> **What you are asked to do**
Among the entries, find the lines with the string "title" and report them.

::::::::::

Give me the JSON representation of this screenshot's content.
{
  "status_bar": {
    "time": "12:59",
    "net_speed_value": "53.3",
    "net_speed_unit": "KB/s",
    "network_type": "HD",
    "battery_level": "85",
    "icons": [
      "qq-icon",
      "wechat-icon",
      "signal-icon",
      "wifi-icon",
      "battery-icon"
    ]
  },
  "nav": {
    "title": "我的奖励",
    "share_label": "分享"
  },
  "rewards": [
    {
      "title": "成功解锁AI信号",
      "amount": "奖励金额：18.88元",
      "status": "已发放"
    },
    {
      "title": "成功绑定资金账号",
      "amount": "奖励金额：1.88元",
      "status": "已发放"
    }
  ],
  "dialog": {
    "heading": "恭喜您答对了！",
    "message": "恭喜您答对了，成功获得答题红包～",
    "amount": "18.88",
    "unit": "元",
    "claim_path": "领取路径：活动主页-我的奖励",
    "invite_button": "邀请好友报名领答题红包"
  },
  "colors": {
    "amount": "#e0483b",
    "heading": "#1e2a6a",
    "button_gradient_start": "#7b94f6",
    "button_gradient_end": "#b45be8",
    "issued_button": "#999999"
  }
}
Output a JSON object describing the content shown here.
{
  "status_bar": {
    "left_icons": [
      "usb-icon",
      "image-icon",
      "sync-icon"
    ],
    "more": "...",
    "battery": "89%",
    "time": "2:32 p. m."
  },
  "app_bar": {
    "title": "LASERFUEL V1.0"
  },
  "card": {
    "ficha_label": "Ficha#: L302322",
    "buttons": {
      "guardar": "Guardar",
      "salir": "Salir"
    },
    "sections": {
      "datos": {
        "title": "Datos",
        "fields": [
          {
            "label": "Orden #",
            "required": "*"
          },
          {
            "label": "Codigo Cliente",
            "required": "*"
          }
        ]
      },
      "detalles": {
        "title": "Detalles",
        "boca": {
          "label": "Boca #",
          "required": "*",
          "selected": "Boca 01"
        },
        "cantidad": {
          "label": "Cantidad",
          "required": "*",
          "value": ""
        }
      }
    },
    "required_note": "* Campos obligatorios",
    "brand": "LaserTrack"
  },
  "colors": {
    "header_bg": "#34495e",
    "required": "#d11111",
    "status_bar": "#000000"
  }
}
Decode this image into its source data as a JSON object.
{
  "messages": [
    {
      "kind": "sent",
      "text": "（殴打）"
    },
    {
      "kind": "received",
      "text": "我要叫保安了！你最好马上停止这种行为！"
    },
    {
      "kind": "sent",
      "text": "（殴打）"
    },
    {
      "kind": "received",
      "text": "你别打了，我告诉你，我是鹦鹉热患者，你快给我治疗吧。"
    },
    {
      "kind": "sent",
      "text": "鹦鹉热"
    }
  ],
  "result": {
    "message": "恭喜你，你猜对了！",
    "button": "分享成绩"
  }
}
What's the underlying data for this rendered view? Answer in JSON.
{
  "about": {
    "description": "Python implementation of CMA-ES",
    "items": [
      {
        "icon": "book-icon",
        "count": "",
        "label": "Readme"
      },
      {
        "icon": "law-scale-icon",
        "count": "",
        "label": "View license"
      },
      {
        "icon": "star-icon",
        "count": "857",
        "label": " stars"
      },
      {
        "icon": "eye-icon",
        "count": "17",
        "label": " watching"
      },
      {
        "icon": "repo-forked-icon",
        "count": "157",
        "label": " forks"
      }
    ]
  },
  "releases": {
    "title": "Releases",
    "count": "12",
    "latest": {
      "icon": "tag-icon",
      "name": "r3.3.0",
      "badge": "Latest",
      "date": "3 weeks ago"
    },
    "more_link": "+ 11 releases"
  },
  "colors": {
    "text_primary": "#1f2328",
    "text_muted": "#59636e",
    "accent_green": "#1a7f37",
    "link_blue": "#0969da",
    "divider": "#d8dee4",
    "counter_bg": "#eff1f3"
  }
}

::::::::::

> **Worked solution**
    "title": "我的奖励",
      "title": "成功解锁AI信号",
      "title": "成功绑定资金账号",
    "title": "LASERFUEL V1.0"
        "title": "Datos",
        "title": "Detalles",
    "title": "Releases",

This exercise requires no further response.